Data entries:
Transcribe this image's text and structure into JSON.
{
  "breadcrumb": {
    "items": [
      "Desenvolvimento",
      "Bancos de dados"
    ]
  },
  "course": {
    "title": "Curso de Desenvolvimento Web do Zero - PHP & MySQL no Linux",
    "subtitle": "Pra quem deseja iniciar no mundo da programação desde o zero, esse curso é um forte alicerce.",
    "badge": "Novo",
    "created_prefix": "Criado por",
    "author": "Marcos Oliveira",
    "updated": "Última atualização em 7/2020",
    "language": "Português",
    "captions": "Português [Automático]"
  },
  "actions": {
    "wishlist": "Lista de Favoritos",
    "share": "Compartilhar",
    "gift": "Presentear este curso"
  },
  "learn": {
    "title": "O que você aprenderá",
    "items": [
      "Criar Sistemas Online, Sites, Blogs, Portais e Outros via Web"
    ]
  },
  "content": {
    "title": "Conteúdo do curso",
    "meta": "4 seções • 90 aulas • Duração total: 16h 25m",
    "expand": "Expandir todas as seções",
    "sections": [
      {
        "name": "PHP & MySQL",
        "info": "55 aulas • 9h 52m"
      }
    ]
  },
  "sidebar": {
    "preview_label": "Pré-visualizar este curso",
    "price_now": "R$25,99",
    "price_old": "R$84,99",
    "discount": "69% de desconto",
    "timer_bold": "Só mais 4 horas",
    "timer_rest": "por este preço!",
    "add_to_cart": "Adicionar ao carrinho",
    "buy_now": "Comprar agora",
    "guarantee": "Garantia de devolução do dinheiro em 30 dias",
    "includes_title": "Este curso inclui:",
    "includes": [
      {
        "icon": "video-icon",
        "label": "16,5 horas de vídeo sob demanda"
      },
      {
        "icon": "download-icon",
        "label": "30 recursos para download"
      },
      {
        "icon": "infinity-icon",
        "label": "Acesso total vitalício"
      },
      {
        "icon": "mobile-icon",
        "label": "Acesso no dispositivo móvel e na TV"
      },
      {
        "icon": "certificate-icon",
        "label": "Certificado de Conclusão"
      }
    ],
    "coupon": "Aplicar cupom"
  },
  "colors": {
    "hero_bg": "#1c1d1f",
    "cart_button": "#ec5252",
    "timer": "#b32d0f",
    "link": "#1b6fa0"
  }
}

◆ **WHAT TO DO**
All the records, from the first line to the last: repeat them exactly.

◆ **WRITTEN SOLUTION**
Transcribe this image's text and structure into JSON.
{
  "breadcrumb": {
    "items": [
      "Desenvolvimento",
      "Bancos de dados"
    ]
  },
  "course": {
    "title": "Curso de Desenvolvimento Web do Zero - PHP & MySQL no Linux",
    "subtitle": "Pra quem deseja iniciar no mundo da programação desde o zero, esse curso é um forte alicerce.",
    "badge": "Novo",
    "created_prefix": "Criado por",
    "author": "Marcos Oliveira",
    "updated": "Última atualização em 7/2020",
    "language": "Português",
    "captions": "Português [Automático]"
  },
  "actions": {
    "wishlist": "Lista de Favoritos",
    "share": "Compartilhar",
    "gift": "Presentear este curso"
  },
  "learn": {
    "title": "O que você aprenderá",
    "items": [
      "Criar Sistemas Online, Sites, Blogs, Portais e Outros via Web"
    ]
  },
  "content": {
    "title": "Conteúdo do curso",
    "meta": "4 seções • 90 aulas • Duração total: 16h 25m",
    "expand": "Expandir todas as seções",
    "sections": [
      {
        "name": "PHP & MySQL",
        "info": "55 aulas • 9h 52m"
      }
    ]
  },
  "sidebar": {
    "preview_label": "Pré-visualizar este curso",
    "price_now": "R$25,99",
    "price_old": "R$84,99",
    "discount": "69% de desconto",
    "timer_bold": "Só mais 4 horas",
    "timer_rest": "por este preço!",
    "add_to_cart": "Adicionar ao carrinho",
    "buy_now": "Comprar agora",
    "guarantee": "Garantia de devolução do dinheiro em 30 dias",
    "includes_title": "Este curso inclui:",
    "includes": [
      {
        "icon": "video-icon",
        "label": "16,5 horas de vídeo sob demanda"
      },
      {
        "icon": "download-icon",
        "label": "30 recursos para download"
      },
      {
        "icon": "infinity-icon",
        "label": "Acesso total vitalício"
      },
      {
        "icon": "mobile-icon",
        "label": "Acesso no dispositivo móvel e na TV"
      },
      {
        "icon": "certificate-icon",
        "label": "Certificado de Conclusão"
      }
    ],
    "coupon": "Aplicar cupom"
  },
  "colors": {
    "hero_bg": "#1c1d1f",
    "cart_button": "#ec5252",
    "timer": "#b32d0f",
    "link": "#1b6fa0"
  }
}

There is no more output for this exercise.